Segment Start: SOURCE DATA

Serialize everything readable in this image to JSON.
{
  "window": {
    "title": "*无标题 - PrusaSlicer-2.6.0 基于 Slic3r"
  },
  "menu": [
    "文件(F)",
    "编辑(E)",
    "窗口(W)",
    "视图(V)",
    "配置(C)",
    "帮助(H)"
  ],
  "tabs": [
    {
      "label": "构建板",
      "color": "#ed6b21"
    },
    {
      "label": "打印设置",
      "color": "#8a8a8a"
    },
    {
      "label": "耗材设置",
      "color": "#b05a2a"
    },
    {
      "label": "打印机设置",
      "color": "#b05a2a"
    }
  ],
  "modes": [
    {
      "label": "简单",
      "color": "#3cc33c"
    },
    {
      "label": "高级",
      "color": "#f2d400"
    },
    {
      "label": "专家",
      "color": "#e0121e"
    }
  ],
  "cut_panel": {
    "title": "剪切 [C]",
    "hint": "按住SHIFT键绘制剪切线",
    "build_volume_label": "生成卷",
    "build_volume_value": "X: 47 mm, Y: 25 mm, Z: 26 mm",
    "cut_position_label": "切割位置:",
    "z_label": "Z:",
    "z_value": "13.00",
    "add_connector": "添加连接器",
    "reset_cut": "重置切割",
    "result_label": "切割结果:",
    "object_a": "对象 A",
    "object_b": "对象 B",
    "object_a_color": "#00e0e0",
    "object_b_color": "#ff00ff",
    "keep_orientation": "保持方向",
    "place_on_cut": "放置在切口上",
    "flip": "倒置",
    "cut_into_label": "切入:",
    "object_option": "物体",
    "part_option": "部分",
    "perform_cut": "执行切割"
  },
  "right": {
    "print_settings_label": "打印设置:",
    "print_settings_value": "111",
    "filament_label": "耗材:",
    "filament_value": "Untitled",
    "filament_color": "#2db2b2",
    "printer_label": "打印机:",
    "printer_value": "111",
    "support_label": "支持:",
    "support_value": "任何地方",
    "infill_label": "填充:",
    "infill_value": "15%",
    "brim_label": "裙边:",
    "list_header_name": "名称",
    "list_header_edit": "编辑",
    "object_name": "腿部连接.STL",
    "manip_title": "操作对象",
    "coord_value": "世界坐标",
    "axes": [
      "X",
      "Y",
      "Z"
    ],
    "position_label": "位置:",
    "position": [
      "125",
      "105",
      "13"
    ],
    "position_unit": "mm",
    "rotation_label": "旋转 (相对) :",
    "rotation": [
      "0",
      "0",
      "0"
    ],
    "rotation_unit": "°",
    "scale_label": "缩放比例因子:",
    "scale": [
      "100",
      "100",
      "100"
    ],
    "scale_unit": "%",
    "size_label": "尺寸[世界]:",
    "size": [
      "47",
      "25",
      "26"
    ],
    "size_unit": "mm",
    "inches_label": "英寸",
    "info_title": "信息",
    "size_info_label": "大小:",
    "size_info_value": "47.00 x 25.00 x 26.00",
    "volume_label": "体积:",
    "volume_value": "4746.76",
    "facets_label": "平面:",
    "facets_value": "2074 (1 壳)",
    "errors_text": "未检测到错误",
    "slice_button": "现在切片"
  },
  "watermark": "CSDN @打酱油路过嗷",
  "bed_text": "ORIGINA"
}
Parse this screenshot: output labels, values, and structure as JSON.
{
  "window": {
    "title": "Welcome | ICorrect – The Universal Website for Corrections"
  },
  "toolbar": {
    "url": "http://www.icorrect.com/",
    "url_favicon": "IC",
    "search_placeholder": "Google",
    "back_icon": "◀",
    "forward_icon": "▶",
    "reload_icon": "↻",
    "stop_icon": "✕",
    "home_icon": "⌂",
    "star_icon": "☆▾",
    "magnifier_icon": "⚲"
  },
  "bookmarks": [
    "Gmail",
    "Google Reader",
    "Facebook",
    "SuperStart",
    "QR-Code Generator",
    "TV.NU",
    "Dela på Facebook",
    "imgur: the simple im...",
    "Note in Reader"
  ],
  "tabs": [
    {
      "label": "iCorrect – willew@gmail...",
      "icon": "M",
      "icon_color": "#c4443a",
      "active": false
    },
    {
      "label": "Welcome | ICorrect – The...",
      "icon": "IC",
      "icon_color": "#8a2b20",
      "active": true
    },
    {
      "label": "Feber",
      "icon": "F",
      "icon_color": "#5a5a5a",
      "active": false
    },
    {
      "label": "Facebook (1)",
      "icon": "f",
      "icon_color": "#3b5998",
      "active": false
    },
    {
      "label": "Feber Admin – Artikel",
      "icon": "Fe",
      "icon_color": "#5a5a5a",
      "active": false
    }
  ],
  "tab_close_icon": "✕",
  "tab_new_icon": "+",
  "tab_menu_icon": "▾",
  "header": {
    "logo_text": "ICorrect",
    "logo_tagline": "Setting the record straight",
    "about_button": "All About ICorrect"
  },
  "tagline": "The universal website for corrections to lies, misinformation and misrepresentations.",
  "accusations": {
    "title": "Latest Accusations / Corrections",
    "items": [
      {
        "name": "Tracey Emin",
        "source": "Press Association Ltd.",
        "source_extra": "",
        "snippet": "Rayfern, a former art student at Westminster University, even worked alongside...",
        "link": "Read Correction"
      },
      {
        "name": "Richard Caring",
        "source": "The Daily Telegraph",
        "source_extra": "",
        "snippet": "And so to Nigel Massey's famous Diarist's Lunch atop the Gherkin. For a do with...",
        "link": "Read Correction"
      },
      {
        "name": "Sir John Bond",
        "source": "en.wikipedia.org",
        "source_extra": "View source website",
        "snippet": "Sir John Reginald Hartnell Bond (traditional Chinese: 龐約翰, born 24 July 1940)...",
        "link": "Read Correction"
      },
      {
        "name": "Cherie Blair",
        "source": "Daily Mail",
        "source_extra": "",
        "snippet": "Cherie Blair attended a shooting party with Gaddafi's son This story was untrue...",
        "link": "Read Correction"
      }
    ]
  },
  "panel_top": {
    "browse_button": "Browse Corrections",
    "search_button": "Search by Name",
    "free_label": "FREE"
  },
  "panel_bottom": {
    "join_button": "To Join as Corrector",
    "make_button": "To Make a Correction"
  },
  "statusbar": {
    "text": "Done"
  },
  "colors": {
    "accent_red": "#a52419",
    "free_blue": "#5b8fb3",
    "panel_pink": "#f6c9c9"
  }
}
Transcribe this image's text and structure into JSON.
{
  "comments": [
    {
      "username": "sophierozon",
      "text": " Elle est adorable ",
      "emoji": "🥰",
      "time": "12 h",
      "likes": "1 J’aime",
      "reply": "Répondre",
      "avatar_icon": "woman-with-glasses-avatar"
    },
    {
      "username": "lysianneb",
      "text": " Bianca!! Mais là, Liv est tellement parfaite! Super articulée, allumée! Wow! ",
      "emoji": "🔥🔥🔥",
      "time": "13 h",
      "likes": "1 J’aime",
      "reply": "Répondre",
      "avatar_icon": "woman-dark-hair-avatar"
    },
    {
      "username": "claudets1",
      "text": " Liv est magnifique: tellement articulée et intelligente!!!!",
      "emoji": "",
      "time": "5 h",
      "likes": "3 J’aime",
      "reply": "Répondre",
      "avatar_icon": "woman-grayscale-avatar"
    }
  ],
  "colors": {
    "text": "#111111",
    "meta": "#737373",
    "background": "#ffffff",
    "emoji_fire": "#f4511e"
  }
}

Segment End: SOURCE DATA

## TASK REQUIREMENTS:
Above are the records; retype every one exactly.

## TASK SOLUTION:
Serialize everything readable in this image to JSON.
{
  "window": {
    "title": "*无标题 - PrusaSlicer-2.6.0 基于 Slic3r"
  },
  "menu": [
    "文件(F)",
    "编辑(E)",
    "窗口(W)",
    "视图(V)",
    "配置(C)",
    "帮助(H)"
  ],
  "tabs": [
    {
      "label": "构建板",
      "color": "#ed6b21"
    },
    {
      "label": "打印设置",
      "color": "#8a8a8a"
    },
    {
      "label": "耗材设置",
      "color": "#b05a2a"
    },
    {
      "label": "打印机设置",
      "color": "#b05a2a"
    }
  ],
  "modes": [
    {
      "label": "简单",
      "color": "#3cc33c"
    },
    {
      "label": "高级",
      "color": "#f2d400"
    },
    {
      "label": "专家",
      "color": "#e0121e"
    }
  ],
  "cut_panel": {
    "title": "剪切 [C]",
    "hint": "按住SHIFT键绘制剪切线",
    "build_volume_label": "生成卷",
    "build_volume_value": "X: 47 mm, Y: 25 mm, Z: 26 mm",
    "cut_position_label": "切割位置:",
    "z_label": "Z:",
    "z_value": "13.00",
    "add_connector": "添加连接器",
    "reset_cut": "重置切割",
    "result_label": "切割结果:",
    "object_a": "对象 A",
    "object_b": "对象 B",
    "object_a_color": "#00e0e0",
    "object_b_color": "#ff00ff",
    "keep_orientation": "保持方向",
    "place_on_cut": "放置在切口上",
    "flip": "倒置",
    "cut_into_label": "切入:",
    "object_option": "物体",
    "part_option": "部分",
    "perform_cut": "执行切割"
  },
  "right": {
    "print_settings_label": "打印设置:",
    "print_settings_value": "111",
    "filament_label": "耗材:",
    "filament_value": "Untitled",
    "filament_color": "#2db2b2",
    "printer_label": "打印机:",
    "printer_value": "111",
    "support_label": "支持:",
    "support_value": "任何地方",
    "infill_label": "填充:",
    "infill_value": "15%",
    "brim_label": "裙边:",
    "list_header_name": "名称",
    "list_header_edit": "编辑",
    "object_name": "腿部连接.STL",
    "manip_title": "操作对象",
    "coord_value": "世界坐标",
    "axes": [
      "X",
      "Y",
      "Z"
    ],
    "position_label": "位置:",
    "position": [
      "125",
      "105",
      "13"
    ],
    "position_unit": "mm",
    "rotation_label": "旋转 (相对) :",
    "rotation": [
      "0",
      "0",
      "0"
    ],
    "rotation_unit": "°",
    "scale_label": "缩放比例因子:",
    "scale": [
      "100",
      "100",
      "100"
    ],
    "scale_unit": "%",
    "size_label": "尺寸[世界]:",
    "size": [
      "47",
      "25",
      "26"
    ],
    "size_unit": "mm",
    "inches_label": "英寸",
    "info_title": "信息",
    "size_info_label": "大小:",
    "size_info_value": "47.00 x 25.00 x 26.00",
    "volume_label": "体积:",
    "volume_value": "4746.76",
    "facets_label": "平面:",
    "facets_value": "2074 (1 壳)",
    "errors_text": "未检测到错误",
    "slice_button": "现在切片"
  },
  "watermark": "CSDN @打酱油路过嗷",
  "bed_text": "ORIGINA"
}
Parse this screenshot: output labels, values, and structure as JSON.
{
  "window": {
    "title": "Welcome | ICorrect – The Universal Website for Corrections"
  },
  "toolbar": {
    "url": "http://www.icorrect.com/",
    "url_favicon": "IC",
    "search_placeholder": "Google",
    "back_icon": "◀",
    "forward_icon": "▶",
    "reload_icon": "↻",
    "stop_icon": "✕",
    "home_icon": "⌂",
    "star_icon": "☆▾",
    "magnifier_icon": "⚲"
  },
  "bookmarks": [
    "Gmail",
    "Google Reader",
    "Facebook",
    "SuperStart",
    "QR-Code Generator",
    "TV.NU",
    "Dela på Facebook",
    "imgur: the simple im...",
    "Note in Reader"
  ],
  "tabs": [
    {
      "label": "iCorrect – willew@gmail...",
      "icon": "M",
      "icon_color": "#c4443a",
      "active": false
    },
    {
      "label": "Welcome | ICorrect – The...",
      "icon": "IC",
      "icon_color": "#8a2b20",
      "active": true
    },
    {
      "label": "Feber",
      "icon": "F",
      "icon_color": "#5a5a5a",
      "active": false
    },
    {
      "label": "Facebook (1)",
      "icon": "f",
      "icon_color": "#3b5998",
      "active": false
    },
    {
      "label": "Feber Admin – Artikel",
      "icon": "Fe",
      "icon_color": "#5a5a5a",
      "active": false
    }
  ],
  "tab_close_icon": "✕",
  "tab_new_icon": "+",
  "tab_menu_icon": "▾",
  "header": {
    "logo_text": "ICorrect",
    "logo_tagline": "Setting the record straight",
    "about_button": "All About ICorrect"
  },
  "tagline": "The universal website for corrections to lies, misinformation and misrepresentations.",
  "accusations": {
    "title": "Latest Accusations / Corrections",
    "items": [
      {
        "name": "Tracey Emin",
        "source": "Press Association Ltd.",
        "source_extra": "",
        "snippet": "Rayfern, a former art student at Westminster University, even worked alongside...",
        "link": "Read Correction"
      },
      {
        "name": "Richard Caring",
        "source": "The Daily Telegraph",
        "source_extra": "",
        "snippet": "And so to Nigel Massey's famous Diarist's Lunch atop the Gherkin. For a do with...",
        "link": "Read Correction"
      },
      {
        "name": "Sir John Bond",
        "source": "en.wikipedia.org",
        "source_extra": "View source website",
        "snippet": "Sir John Reginald Hartnell Bond (traditional Chinese: 龐約翰, born 24 July 1940)...",
        "link": "Read Correction"
      },
      {
        "name": "Cherie Blair",
        "source": "Daily Mail",
        "source_extra": "",
        "snippet": "Cherie Blair attended a shooting party with Gaddafi's son This story was untrue...",
        "link": "Read Correction"
      }
    ]
  },
  "panel_top": {
    "browse_button": "Browse Corrections",
    "search_button": "Search by Name",
    "free_label": "FREE"
  },
  "panel_bottom": {
    "join_button": "To Join as Corrector",
    "make_button": "To Make a Correction"
  },
  "statusbar": {
    "text": "Done"
  },
  "colors": {
    "accent_red": "#a52419",
    "free_blue": "#5b8fb3",
    "panel_pink": "#f6c9c9"
  }
}
Transcribe this image's text and structure into JSON.
{
  "comments": [
    {
      "username": "sophierozon",
      "text": " Elle est adorable ",
      "emoji": "🥰",
      "time": "12 h",
      "likes": "1 J’aime",
      "reply": "Répondre",
      "avatar_icon": "woman-with-glasses-avatar"
    },
    {
      "username": "lysianneb",
      "text": " Bianca!! Mais là, Liv est tellement parfaite! Super articulée, allumée! Wow! ",
      "emoji": "🔥🔥🔥",
      "time": "13 h",
      "likes": "1 J’aime",
      "reply": "Répondre",
      "avatar_icon": "woman-dark-hair-avatar"
    },
    {
      "username": "claudets1",
      "text": " Liv est magnifique: tellement articulée et intelligente!!!!",
      "emoji": "",
      "time": "5 h",
      "likes": "3 J’aime",
      "reply": "Répondre",
      "avatar_icon": "woman-grayscale-avatar"
    }
  ],
  "colors": {
    "text": "#111111",
    "meta": "#737373",
    "background": "#ffffff",
    "emoji_fire": "#f4511e"
  }
}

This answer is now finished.